Between the freneticism of her songs, the elaborate light show behind her, and the sheer volume of both the music and the crowd’s cheers combined, the show was an overwhelming, disorienting experience. Halfway through the nearly two-hour set the whole thing made me feel like I was going to throw up, but that sort of seemed like the point. Hatsune Miku isn’t real, and in order to get on her level you need to feel like you’re not real either. It was the closest to being on drugs I’ve ever been without actually being on drugs.

People my age will never be able to experience the transformative, groundbreaking live shows that acts such as Pink Floyd, Prince, or Funkadelic delivered in their primes, but watching a non-existent, nausea-inducing anime teen definitely feels like a step forward into a bold new direction that’s at least as improbable as Jimi Hendrix lighting his guitar on fire.


With albums sales flagging, it’s increasingly more lucrative for an artist to establish themselves as a brand rather than someone who puts out records. Chance the Rapper has excelled in this endeavor—despite his considerable popularity, he still hasn’t signed a record deal or released a proper album. He’s free to release mixtapes and build his fanbase without the pressure of having to put up sales numbers, which increases his draw as a live performer. Crypton, meanwhile, allows creators of Hatsune Miku-fronted songs to retain all the rights to the compositions, which indicates they’ve doubled down on this same idea. Miku is monetized through Crypton selling the software that allows one to make her music, as well as offering up the opportunity to see her live, or buying into her fandom through purchasing her merchandise, or even by having her face emblazoned on a racecar.

If nothing else, the Hatsune Miku phenomenon is a reflection of the music industry’s inherent artifice, drawn out to its most logical extreme. While watching Lin and Ren perform martial arts while singing I remembered a conversation I’d had with a rapper friend who was telling me he’d secured a beat by a renowned producer for his album, only to have his label at the last minute deny him the funds to actually buy the thing. “It’s fine, though,” he told me, “I can still use the beat, I just have to say it was produced by the guy who actually produced it.” The implication is that big names in music are mostly marketing ploys—in a sense, Drake selling a verse written by Quentin Miller for tens of thousands of dollars is no different than Supreme slapping their logo on another brand’s goods and upcharging consumers for the privilege of buying it. Similarly, an unknown band can create a song using the Hatsune Miku software, and there is a distinct possibility that that song will become a hit in Japan, where Miku-fronted songs regularly enter the pop charts. The brilliance of Hatsune Miku is that it turns the music industry’s inherent phoniness into an enormous cosplay endeavor.

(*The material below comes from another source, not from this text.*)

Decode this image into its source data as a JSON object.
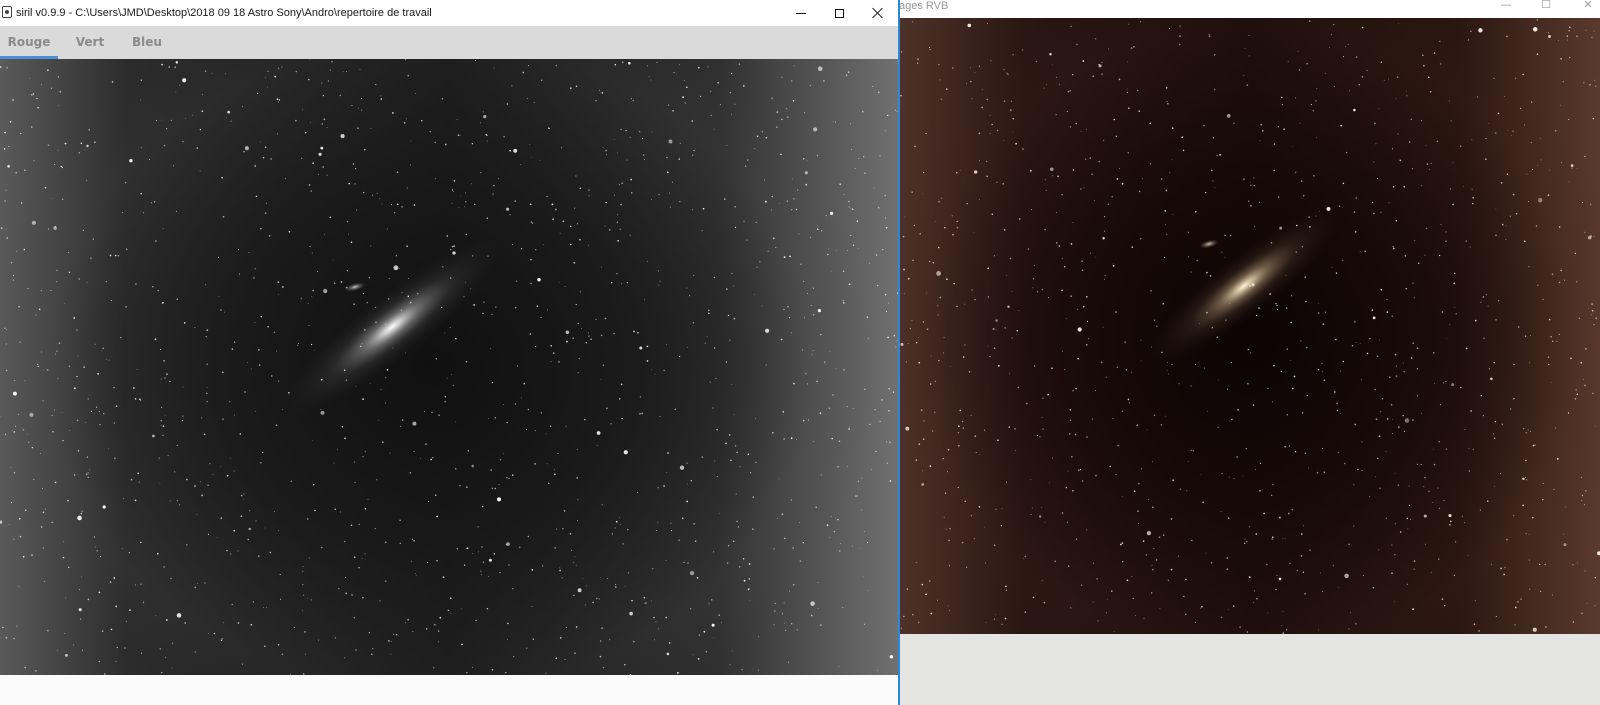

After Hatsune Miku bid her fans adieu and evaporated from the stage, not a single one of them left the room, instead they chanted her name and waved their glow sticks as if compelled by unknown forces. Can virtual pop stars grant their audience an encore? It turns out they can—she returned after a few minutes, this time backed by her openers Anamanaguchi, an American electronic band whose songs zip with Miku-esque zest and who have found success through bucking the industry’s conventions. Anamanaguchi were clearly psyched to be able to perform with Miku, and the audience ate it up. As the band struck their final notes, cannons shot Miku-branded streamers into the crowd, only adding to the giddy absurdity of the moment.

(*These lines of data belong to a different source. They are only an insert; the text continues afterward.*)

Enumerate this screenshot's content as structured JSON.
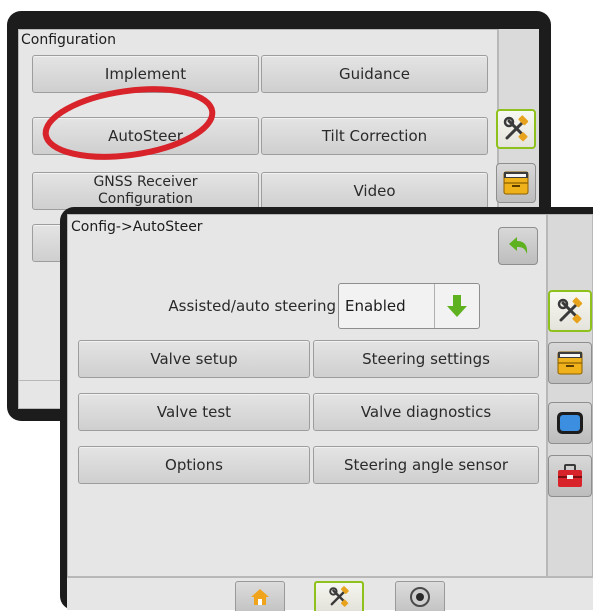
{
  "back_panel": {
    "title": "Configuration",
    "buttons": {
      "implement": "Implement",
      "guidance": "Guidance",
      "autosteer": "AutoSteer",
      "tilt_correction": "Tilt Correction",
      "gnss_receiver": "GNSS Receiver\nConfiguration",
      "video": "Video"
    },
    "side_icons": [
      "tools-icon",
      "file-cabinet-icon"
    ]
  },
  "front_panel": {
    "title": "Config->AutoSteer",
    "assisted_label": "Assisted/auto steering",
    "assisted_value": "Enabled",
    "buttons": {
      "valve_setup": "Valve setup",
      "steering_settings": "Steering settings",
      "valve_test": "Valve test",
      "valve_diagnostics": "Valve diagnostics",
      "options": "Options",
      "steering_angle_sensor": "Steering angle sensor"
    },
    "side_icons": [
      "tools-icon",
      "file-cabinet-icon",
      "blue-screen-icon",
      "red-toolbox-icon"
    ],
    "bottom_tabs": [
      "home-icon",
      "tools-icon",
      "camera-icon"
    ]
  },
  "colors": {
    "frame": "#1c1c1c",
    "panel": "#e6e6e6",
    "active_border": "#8ec11b",
    "highlight_ellipse": "#d8232a",
    "back_arrow": "#5fb21f",
    "down_arrow": "#5fb21f"
  }
}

But that wasn’t quite all. Hatsune Miku took the stage for one final song, this time unaccompanied at a piano. As the crowd watched her prepare to play, they went silent, appreciating what was clearly meant to be the evening’s lone moment of solemnity. The anticipation was too much for a few people, who broke into cheers. These dissenters were quickly silenced by a wave of shushes which easily overpowered the overeager fans. This—the willful preservation of an obvious illusion—was the most human moment in a night dedicated to transcending humanity itself.

Drew Millard is a convert and he’s on Twitter.